You should always provide as many photos of your car as possible when selling online. This includes the interior. Be sure to provide shots of floors, seats, and anything else inside that drivers may be concerned about. Also, disclose things like if you smoke or frequently transport pets in your car. All of these make a difference to potential buyers.
9. Selling: Experts Recommend Selling Old Car Separate From Buying New
As we mentioned, dealerships will always offer less on your trade-in. Because of this, most experts recommend that you sell your used vehicle in a completely separate transaction from your purchase. This helps you get the most value but also avoids any loopholes that a dealership may use to get the trade-in and get you into a newer, more expensive car.
8. Buying: You Should Always Ask Questions
Whether you are buying from a dealership or an individual, prepare a list of questions to ask before purchasing a used car. You should also ask questions throughout the purchase process to make sure you fully understand everything and know the car's entire history before money exchanges hands. Once you buy, you can't go back.
7. Buying: Dealerships Require Proof Of Insurance Upfront
If you're buying from a dealership, make sure to have proof of insurance with you. Most dealerships will require this before they will complete the transaction and let you drive away with the car. If you aren't sure if your coverage will allow you to drive a car off the lot, always consult your car insurance company before finalizing the sale.

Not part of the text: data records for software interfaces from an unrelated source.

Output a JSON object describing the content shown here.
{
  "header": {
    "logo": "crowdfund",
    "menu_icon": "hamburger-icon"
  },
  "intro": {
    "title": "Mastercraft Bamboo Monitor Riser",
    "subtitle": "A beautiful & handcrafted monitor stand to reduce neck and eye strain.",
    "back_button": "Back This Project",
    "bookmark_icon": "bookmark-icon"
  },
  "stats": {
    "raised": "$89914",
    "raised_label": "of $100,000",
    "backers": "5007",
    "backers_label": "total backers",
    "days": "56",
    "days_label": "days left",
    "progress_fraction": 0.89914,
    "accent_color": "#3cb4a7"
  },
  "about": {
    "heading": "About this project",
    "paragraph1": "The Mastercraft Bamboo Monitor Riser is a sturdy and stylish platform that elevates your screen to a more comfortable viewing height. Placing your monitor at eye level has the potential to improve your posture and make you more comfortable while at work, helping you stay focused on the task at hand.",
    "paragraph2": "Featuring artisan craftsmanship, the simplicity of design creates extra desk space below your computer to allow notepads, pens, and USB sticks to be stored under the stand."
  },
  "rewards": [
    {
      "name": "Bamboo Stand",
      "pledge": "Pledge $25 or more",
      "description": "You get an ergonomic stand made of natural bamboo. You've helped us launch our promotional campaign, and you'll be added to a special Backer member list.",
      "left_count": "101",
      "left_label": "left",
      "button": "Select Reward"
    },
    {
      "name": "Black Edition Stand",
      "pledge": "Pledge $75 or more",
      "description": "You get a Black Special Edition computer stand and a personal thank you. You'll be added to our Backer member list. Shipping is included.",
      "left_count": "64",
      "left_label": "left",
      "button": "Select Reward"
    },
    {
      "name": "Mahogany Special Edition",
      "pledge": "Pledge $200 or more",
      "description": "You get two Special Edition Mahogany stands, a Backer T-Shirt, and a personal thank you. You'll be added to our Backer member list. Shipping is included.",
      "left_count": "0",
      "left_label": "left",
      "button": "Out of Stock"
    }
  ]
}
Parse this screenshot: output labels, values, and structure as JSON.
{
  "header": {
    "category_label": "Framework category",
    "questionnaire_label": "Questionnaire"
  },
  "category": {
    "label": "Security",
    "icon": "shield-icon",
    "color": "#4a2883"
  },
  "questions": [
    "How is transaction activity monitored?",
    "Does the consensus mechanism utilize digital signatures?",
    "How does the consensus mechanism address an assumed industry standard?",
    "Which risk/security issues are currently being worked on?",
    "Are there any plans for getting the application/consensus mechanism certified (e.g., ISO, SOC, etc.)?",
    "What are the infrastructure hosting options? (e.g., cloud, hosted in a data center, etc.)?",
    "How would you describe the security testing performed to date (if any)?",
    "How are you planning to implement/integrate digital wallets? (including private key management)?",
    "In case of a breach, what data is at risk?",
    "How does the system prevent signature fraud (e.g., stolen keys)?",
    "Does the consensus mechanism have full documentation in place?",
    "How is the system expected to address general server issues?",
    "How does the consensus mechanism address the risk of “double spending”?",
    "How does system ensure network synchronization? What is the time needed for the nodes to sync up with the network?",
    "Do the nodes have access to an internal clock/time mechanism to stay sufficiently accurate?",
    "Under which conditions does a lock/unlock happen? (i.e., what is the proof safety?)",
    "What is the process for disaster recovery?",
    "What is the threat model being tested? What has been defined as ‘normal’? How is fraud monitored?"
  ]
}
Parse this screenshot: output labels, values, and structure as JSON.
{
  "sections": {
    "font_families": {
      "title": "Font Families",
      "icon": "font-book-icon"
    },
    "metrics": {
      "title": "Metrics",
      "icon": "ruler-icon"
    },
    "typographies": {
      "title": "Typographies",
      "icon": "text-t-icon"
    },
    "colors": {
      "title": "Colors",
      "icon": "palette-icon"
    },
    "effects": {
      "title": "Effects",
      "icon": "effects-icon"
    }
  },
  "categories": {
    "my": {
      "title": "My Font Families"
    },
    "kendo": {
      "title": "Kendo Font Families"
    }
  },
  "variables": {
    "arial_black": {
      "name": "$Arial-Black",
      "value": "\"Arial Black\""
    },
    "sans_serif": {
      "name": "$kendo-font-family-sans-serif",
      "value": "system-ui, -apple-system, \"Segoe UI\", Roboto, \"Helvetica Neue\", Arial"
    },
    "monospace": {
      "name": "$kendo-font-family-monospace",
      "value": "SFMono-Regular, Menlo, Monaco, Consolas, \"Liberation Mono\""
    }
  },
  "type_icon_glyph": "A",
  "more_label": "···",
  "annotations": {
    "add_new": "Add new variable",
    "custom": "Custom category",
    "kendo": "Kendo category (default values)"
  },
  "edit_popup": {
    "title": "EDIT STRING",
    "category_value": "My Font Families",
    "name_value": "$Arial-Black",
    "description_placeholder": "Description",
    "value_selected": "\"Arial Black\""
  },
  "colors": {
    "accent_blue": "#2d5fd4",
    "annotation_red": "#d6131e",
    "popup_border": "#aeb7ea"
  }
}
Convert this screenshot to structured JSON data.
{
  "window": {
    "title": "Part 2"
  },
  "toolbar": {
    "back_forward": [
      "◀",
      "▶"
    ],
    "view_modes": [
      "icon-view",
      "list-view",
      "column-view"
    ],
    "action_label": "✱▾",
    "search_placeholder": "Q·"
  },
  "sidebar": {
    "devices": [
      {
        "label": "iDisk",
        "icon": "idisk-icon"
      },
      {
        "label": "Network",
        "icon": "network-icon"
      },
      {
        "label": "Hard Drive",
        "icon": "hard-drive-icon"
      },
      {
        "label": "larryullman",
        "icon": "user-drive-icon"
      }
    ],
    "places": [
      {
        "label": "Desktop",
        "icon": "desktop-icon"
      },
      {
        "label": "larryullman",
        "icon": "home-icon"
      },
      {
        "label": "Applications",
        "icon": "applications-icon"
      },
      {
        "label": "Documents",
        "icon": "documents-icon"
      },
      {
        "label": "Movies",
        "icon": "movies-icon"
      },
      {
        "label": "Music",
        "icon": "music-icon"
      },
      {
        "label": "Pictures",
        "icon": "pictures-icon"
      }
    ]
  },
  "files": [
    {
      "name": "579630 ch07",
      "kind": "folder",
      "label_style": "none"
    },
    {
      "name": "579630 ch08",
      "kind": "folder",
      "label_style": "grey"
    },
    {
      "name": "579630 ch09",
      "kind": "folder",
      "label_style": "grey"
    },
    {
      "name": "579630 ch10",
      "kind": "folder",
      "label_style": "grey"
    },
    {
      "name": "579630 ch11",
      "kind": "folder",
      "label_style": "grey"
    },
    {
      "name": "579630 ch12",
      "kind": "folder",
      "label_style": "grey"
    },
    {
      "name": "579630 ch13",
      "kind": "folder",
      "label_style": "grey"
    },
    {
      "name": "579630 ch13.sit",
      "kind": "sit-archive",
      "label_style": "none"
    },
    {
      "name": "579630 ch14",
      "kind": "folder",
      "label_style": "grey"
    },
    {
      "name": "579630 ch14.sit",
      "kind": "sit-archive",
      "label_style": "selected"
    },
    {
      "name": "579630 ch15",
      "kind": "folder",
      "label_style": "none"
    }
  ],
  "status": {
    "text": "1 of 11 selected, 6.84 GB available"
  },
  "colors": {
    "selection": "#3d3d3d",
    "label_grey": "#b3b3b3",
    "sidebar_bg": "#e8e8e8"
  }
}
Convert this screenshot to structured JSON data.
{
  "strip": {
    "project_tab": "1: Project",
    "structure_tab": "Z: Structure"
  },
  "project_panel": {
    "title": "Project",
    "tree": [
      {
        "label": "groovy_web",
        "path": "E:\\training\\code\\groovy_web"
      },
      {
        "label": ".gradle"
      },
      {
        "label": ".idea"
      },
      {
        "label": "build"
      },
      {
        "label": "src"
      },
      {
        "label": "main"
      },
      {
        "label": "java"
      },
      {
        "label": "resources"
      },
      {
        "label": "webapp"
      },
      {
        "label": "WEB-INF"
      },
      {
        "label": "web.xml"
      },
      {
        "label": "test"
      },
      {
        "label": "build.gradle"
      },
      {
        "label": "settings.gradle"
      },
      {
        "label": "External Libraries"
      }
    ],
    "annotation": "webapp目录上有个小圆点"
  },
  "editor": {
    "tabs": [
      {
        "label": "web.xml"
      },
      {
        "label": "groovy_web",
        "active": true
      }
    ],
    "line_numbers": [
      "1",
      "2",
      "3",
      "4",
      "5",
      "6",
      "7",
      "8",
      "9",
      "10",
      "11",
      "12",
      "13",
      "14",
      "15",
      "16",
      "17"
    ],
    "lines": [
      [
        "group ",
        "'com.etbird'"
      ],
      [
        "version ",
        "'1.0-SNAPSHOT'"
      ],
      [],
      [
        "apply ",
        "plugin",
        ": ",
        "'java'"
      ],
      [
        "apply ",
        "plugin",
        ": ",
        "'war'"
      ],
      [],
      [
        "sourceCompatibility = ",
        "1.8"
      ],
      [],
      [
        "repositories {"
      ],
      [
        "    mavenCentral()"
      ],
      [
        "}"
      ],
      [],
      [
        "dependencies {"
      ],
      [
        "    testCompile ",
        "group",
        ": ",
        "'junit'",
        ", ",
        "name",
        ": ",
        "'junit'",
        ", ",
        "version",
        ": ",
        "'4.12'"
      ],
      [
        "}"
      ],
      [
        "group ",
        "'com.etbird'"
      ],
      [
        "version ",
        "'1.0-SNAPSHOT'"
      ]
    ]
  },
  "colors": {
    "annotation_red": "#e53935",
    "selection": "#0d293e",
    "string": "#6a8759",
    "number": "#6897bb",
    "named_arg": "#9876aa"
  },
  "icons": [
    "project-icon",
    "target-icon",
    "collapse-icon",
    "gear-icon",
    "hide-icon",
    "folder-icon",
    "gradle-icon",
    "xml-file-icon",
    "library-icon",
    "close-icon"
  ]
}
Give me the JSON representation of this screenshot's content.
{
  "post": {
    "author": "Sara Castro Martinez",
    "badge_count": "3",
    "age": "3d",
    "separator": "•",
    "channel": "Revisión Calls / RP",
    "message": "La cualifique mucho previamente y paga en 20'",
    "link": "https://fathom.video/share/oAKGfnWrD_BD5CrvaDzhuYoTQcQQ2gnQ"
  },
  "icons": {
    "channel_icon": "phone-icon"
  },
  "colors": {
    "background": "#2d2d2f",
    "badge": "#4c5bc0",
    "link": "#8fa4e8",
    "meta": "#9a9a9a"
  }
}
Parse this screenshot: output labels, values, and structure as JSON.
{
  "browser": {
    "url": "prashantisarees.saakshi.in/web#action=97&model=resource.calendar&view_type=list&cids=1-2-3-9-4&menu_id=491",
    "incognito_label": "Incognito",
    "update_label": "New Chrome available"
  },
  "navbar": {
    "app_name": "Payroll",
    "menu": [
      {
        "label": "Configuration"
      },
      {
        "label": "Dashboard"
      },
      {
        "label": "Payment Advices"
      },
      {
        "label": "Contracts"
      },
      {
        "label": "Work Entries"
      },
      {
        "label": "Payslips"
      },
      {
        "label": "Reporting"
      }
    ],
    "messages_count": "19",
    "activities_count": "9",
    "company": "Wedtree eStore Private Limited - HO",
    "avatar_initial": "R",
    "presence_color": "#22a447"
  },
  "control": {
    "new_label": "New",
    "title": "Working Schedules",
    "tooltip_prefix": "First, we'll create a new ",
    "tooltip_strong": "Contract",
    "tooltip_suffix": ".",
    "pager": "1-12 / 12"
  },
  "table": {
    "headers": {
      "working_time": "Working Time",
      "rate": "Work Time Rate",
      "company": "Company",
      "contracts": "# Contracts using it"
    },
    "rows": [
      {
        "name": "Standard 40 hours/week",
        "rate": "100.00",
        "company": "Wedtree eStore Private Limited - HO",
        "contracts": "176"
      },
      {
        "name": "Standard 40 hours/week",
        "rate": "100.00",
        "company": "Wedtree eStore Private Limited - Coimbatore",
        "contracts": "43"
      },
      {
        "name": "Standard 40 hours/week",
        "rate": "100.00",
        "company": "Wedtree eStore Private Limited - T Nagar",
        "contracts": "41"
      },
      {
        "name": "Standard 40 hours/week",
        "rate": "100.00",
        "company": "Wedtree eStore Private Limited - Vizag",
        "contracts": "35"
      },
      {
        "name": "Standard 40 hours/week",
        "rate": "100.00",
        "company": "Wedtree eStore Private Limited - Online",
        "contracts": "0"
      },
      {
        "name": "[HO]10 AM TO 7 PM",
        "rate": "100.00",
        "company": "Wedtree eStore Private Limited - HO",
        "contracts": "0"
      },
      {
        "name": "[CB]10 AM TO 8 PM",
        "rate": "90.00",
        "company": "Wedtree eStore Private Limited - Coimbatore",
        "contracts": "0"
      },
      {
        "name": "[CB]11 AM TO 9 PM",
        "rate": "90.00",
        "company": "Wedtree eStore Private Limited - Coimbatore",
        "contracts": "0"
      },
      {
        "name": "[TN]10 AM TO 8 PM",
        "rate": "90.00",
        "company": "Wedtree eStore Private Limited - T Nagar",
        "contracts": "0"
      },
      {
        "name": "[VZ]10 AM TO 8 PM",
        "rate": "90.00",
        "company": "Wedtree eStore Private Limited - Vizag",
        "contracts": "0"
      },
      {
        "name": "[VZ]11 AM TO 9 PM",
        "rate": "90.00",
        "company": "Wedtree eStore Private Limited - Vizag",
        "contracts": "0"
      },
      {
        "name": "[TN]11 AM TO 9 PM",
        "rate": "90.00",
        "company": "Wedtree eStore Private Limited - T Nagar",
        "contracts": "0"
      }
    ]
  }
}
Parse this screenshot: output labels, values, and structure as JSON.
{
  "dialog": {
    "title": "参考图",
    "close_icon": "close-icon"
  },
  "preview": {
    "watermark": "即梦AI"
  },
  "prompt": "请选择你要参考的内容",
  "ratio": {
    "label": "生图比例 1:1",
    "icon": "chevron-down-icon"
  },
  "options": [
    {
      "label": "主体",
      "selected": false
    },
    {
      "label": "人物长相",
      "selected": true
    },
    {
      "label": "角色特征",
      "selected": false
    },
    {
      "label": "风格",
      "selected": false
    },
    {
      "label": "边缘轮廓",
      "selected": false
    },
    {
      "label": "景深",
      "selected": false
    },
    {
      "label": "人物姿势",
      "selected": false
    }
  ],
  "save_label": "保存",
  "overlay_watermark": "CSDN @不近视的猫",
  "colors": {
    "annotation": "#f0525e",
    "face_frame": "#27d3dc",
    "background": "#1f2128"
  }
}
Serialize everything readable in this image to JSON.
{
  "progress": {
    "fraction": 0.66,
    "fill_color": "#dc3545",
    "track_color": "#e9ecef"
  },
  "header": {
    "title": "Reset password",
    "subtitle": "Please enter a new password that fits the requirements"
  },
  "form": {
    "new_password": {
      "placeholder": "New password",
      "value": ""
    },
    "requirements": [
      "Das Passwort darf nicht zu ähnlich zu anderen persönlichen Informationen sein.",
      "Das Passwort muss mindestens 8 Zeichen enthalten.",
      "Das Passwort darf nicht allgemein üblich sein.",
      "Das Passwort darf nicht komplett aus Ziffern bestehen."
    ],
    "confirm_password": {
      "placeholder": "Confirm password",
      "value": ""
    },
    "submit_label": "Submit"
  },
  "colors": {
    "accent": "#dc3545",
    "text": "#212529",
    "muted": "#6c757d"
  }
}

6. Buying: Check The CARFAX
Used cars often exchange multiple hands in their lifetime. Because of this, it's always best to check with CARFAX or other vehicle information agencies to be sure you get as much information about the vehicle's history as possible before you buy. All you need is the VIN number to pull this data.
5. Buying: Inspections Can Save You From A Lemon
While we all like to think we know the basic things to check on a vehicle before we buy, most of us aren't experts. If possible, ask if you can get the vehicle inspected by a trusted mechanic before you commit to buying any sort of used vehicle. A simple inspection can save you from buying a lemon with pricey repair costs down the line.
4. Buying: Complete A Thorough Test Drive
Although it may seem a little awkward, don't be afraid to ask the seller if you can take the car for a test drive before buying! Not only does this help you see if the car feels good to you, but it also lets you see first-hand just how the vehicle operates. A quick test drive can also help you insure that there aren't any major mechanical issues.
3. Buying: Check If It’s Still Under Warranty
Most vehicles include a manufacturer's warranty up to a certain number of years or certain mileage point. What's more, most auto dealerships sell extended warranties when people buy new cars. Therefore, you should always ask the seller if the car is still under warranty and if so, who the warranty is through and what the terms include. This could save you if the car needs a repair right after you buy.
2. Buying: Be Prepared To Haggle
Via Business Insider
Just like any other major purchase, car sales are all about the haggle. After you ask questions, take the car for a test drive, and check what similar cars go for on the market, make an honest offer on the car and see what the seller says. You never know, they might just be willing to take less than the original asking price.
1. Buying: Make Sure You Get The Title Before You Walk Away
Even after money exchanges hands and you have the keys, that doesn't mean the car is yours. You'll need to have the vehicle's title transferred into your name, which requires that you receive a clean title from the seller complete with any paperwork you need to file the title transfer. Never commit to buying or exchange money without seeing that the title is clean and not under lien!